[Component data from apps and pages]
-- Opening Marker --
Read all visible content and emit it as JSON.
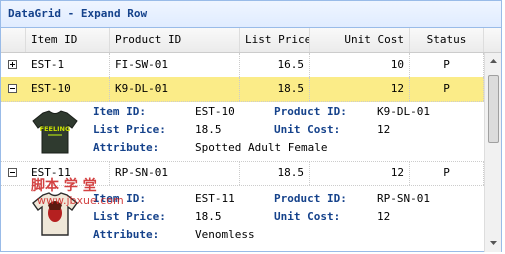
{
  "panel": {
    "title": "DataGrid - Expand Row"
  },
  "columns": [
    "Item ID",
    "Product ID",
    "List Price",
    "Unit Cost",
    "Status"
  ],
  "rows": [
    {
      "item_id": "EST-1",
      "product_id": "FI-SW-01",
      "list_price": "16.5",
      "unit_cost": "10",
      "status": "P",
      "expanded": false
    },
    {
      "item_id": "EST-10",
      "product_id": "K9-DL-01",
      "list_price": "18.5",
      "unit_cost": "12",
      "status": "P",
      "expanded": true
    },
    {
      "item_id": "EST-11",
      "product_id": "RP-SN-01",
      "list_price": "18.5",
      "unit_cost": "12",
      "status": "P",
      "expanded": true
    }
  ],
  "details": [
    {
      "item_id_label": "Item ID:",
      "item_id": "EST-10",
      "product_id_label": "Product ID:",
      "product_id": "K9-DL-01",
      "list_price_label": "List Price:",
      "list_price": "18.5",
      "unit_cost_label": "Unit Cost:",
      "unit_cost": "12",
      "attribute_label": "Attribute:",
      "attribute": "Spotted Adult Female",
      "shirt_text": "FEELING"
    },
    {
      "item_id_label": "Item ID:",
      "item_id": "EST-11",
      "product_id_label": "Product ID:",
      "product_id": "RP-SN-01",
      "list_price_label": "List Price:",
      "list_price": "18.5",
      "unit_cost_label": "Unit Cost:",
      "unit_cost": "12",
      "attribute_label": "Attribute:",
      "attribute": "Venomless"
    }
  ],
  "watermark": {
    "text": "脚本 学 堂",
    "url": "www.jbxue.com"
  },
  "colors": {
    "header_text": "#15428b",
    "selected_row": "#fbec88",
    "border": "#99bbe8"
  }
}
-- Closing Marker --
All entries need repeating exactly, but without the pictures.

Task output
Read all visible content and emit it as JSON.
{
  "panel": {
    "title": "DataGrid - Expand Row"
  },
  "columns": [
    "Item ID",
    "Product ID",
    "List Price",
    "Unit Cost",
    "Status"
  ],
  "rows": [
    {
      "item_id": "EST-1",
      "product_id": "FI-SW-01",
      "list_price": "16.5",
      "unit_cost": "10",
      "status": "P",
      "expanded": false
    },
    {
      "item_id": "EST-10",
      "product_id": "K9-DL-01",
      "list_price": "18.5",
      "unit_cost": "12",
      "status": "P",
      "expanded": true
    },
    {
      "item_id": "EST-11",
      "product_id": "RP-SN-01",
      "list_price": "18.5",
      "unit_cost": "12",
      "status": "P",
      "expanded": true
    }
  ],
  "details": [
    {
      "item_id_label": "Item ID:",
      "item_id": "EST-10",
      "product_id_label": "Product ID:",
      "product_id": "K9-DL-01",
      "list_price_label": "List Price:",
      "list_price": "18.5",
      "unit_cost_label": "Unit Cost:",
      "unit_cost": "12",
      "attribute_label": "Attribute:",
      "attribute": "Spotted Adult Female",
      "shirt_text": "FEELING"
    },
    {
      "item_id_label": "Item ID:",
      "item_id": "EST-11",
      "product_id_label": "Product ID:",
      "product_id": "RP-SN-01",
      "list_price_label": "List Price:",
      "list_price": "18.5",
      "unit_cost_label": "Unit Cost:",
      "unit_cost": "12",
      "attribute_label": "Attribute:",
      "attribute": "Venomless"
    }
  ],
  "watermark": {
    "text": "脚本 学 堂",
    "url": "www.jbxue.com"
  },
  "colors": {
    "header_text": "#15428b",
    "selected_row": "#fbec88",
    "border": "#99bbe8"
  }
}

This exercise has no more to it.